ACTION ITEM
All of the entries are to be printed exactly as they appear.

### PROVIDED DATA

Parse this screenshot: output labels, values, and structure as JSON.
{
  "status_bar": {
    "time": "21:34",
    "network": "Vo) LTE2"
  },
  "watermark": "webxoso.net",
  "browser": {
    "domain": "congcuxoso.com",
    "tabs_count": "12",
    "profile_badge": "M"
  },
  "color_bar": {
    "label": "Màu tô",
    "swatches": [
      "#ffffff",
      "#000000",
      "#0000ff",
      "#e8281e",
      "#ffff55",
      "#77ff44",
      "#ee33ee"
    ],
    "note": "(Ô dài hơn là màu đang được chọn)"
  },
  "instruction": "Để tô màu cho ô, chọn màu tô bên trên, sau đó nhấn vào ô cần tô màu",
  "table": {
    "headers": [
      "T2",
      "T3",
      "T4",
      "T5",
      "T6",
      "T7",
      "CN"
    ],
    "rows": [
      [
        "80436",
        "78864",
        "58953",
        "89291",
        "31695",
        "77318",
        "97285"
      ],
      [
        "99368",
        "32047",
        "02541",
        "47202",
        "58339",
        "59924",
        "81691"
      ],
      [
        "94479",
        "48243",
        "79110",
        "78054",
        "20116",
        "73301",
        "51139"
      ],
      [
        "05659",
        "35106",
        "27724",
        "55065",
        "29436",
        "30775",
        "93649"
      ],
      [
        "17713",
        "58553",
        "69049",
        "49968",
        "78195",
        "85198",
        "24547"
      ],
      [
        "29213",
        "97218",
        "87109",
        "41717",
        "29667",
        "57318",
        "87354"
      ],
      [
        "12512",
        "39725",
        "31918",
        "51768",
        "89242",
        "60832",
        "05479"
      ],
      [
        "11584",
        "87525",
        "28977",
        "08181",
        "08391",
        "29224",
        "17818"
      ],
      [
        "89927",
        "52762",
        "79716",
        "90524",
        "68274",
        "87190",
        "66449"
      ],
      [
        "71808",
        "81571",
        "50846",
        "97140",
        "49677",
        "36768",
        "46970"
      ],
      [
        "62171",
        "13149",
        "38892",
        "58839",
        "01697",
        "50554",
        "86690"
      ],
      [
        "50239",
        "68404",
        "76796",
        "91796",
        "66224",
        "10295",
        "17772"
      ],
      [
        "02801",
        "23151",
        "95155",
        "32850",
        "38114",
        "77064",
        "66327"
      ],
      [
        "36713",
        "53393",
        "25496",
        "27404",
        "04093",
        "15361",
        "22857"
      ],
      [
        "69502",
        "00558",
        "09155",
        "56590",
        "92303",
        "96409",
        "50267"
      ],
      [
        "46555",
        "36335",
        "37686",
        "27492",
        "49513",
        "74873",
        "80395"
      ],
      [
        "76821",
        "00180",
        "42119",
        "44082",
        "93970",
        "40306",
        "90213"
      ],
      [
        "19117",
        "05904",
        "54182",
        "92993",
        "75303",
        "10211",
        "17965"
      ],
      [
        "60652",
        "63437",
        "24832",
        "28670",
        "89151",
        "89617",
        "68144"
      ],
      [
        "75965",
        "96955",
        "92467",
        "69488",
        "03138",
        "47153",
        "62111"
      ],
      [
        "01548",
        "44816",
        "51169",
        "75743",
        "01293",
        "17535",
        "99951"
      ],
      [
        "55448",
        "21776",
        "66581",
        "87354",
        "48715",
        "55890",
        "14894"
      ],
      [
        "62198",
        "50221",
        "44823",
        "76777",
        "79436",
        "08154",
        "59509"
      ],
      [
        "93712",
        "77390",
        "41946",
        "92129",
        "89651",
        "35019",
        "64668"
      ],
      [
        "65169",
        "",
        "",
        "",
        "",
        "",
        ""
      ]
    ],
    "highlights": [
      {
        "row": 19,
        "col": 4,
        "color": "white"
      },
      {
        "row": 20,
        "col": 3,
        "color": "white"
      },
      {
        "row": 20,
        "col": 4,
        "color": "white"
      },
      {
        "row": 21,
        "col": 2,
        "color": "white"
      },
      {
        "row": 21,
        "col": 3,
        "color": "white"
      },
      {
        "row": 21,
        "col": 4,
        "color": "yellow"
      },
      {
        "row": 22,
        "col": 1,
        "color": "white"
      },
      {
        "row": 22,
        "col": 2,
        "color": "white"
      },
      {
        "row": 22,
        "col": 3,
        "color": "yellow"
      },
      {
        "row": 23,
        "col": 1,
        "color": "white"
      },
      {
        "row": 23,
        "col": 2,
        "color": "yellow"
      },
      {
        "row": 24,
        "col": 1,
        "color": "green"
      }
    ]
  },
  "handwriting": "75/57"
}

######

TASK RESULT
Parse this screenshot: output labels, values, and structure as JSON.
{
  "status_bar": {
    "time": "21:34",
    "network": "Vo) LTE2"
  },
  "watermark": "webxoso.net",
  "browser": {
    "domain": "congcuxoso.com",
    "tabs_count": "12",
    "profile_badge": "M"
  },
  "color_bar": {
    "label": "Màu tô",
    "swatches": [
      "#ffffff",
      "#000000",
      "#0000ff",
      "#e8281e",
      "#ffff55",
      "#77ff44",
      "#ee33ee"
    ],
    "note": "(Ô dài hơn là màu đang được chọn)"
  },
  "instruction": "Để tô màu cho ô, chọn màu tô bên trên, sau đó nhấn vào ô cần tô màu",
  "table": {
    "headers": [
      "T2",
      "T3",
      "T4",
      "T5",
      "T6",
      "T7",
      "CN"
    ],
    "rows": [
      [
        "80436",
        "78864",
        "58953",
        "89291",
        "31695",
        "77318",
        "97285"
      ],
      [
        "99368",
        "32047",
        "02541",
        "47202",
        "58339",
        "59924",
        "81691"
      ],
      [
        "94479",
        "48243",
        "79110",
        "78054",
        "20116",
        "73301",
        "51139"
      ],
      [
        "05659",
        "35106",
        "27724",
        "55065",
        "29436",
        "30775",
        "93649"
      ],
      [
        "17713",
        "58553",
        "69049",
        "49968",
        "78195",
        "85198",
        "24547"
      ],
      [
        "29213",
        "97218",
        "87109",
        "41717",
        "29667",
        "57318",
        "87354"
      ],
      [
        "12512",
        "39725",
        "31918",
        "51768",
        "89242",
        "60832",
        "05479"
      ],
      [
        "11584",
        "87525",
        "28977",
        "08181",
        "08391",
        "29224",
        "17818"
      ],
      [
        "89927",
        "52762",
        "79716",
        "90524",
        "68274",
        "87190",
        "66449"
      ],
      [
        "71808",
        "81571",
        "50846",
        "97140",
        "49677",
        "36768",
        "46970"
      ],
      [
        "62171",
        "13149",
        "38892",
        "58839",
        "01697",
        "50554",
        "86690"
      ],
      [
        "50239",
        "68404",
        "76796",
        "91796",
        "66224",
        "10295",
        "17772"
      ],
      [
        "02801",
        "23151",
        "95155",
        "32850",
        "38114",
        "77064",
        "66327"
      ],
      [
        "36713",
        "53393",
        "25496",
        "27404",
        "04093",
        "15361",
        "22857"
      ],
      [
        "69502",
        "00558",
        "09155",
        "56590",
        "92303",
        "96409",
        "50267"
      ],
      [
        "46555",
        "36335",
        "37686",
        "27492",
        "49513",
        "74873",
        "80395"
      ],
      [
        "76821",
        "00180",
        "42119",
        "44082",
        "93970",
        "40306",
        "90213"
      ],
      [
        "19117",
        "05904",
        "54182",
        "92993",
        "75303",
        "10211",
        "17965"
      ],
      [
        "60652",
        "63437",
        "24832",
        "28670",
        "89151",
        "89617",
        "68144"
      ],
      [
        "75965",
        "96955",
        "92467",
        "69488",
        "03138",
        "47153",
        "62111"
      ],
      [
        "01548",
        "44816",
        "51169",
        "75743",
        "01293",
        "17535",
        "99951"
      ],
      [
        "55448",
        "21776",
        "66581",
        "87354",
        "48715",
        "55890",
        "14894"
      ],
      [
        "62198",
        "50221",
        "44823",
        "76777",
        "79436",
        "08154",
        "59509"
      ],
      [
        "93712",
        "77390",
        "41946",
        "92129",
        "89651",
        "35019",
        "64668"
      ],
      [
        "65169",
        "",
        "",
        "",
        "",
        "",
        ""
      ]
    ],
    "highlights": [
      {
        "row": 19,
        "col": 4,
        "color": "white"
      },
      {
        "row": 20,
        "col": 3,
        "color": "white"
      },
      {
        "row": 20,
        "col": 4,
        "color": "white"
      },
      {
        "row": 21,
        "col": 2,
        "color": "white"
      },
      {
        "row": 21,
        "col": 3,
        "color": "white"
      },
      {
        "row": 21,
        "col": 4,
        "color": "yellow"
      },
      {
        "row": 22,
        "col": 1,
        "color": "white"
      },
      {
        "row": 22,
        "col": 2,
        "color": "white"
      },
      {
        "row": 22,
        "col": 3,
        "color": "yellow"
      },
      {
        "row": 23,
        "col": 1,
        "color": "white"
      },
      {
        "row": 23,
        "col": 2,
        "color": "yellow"
      },
      {
        "row": 24,
        "col": 1,
        "color": "green"
      }
    ]
  },
  "handwriting": "75/57"
}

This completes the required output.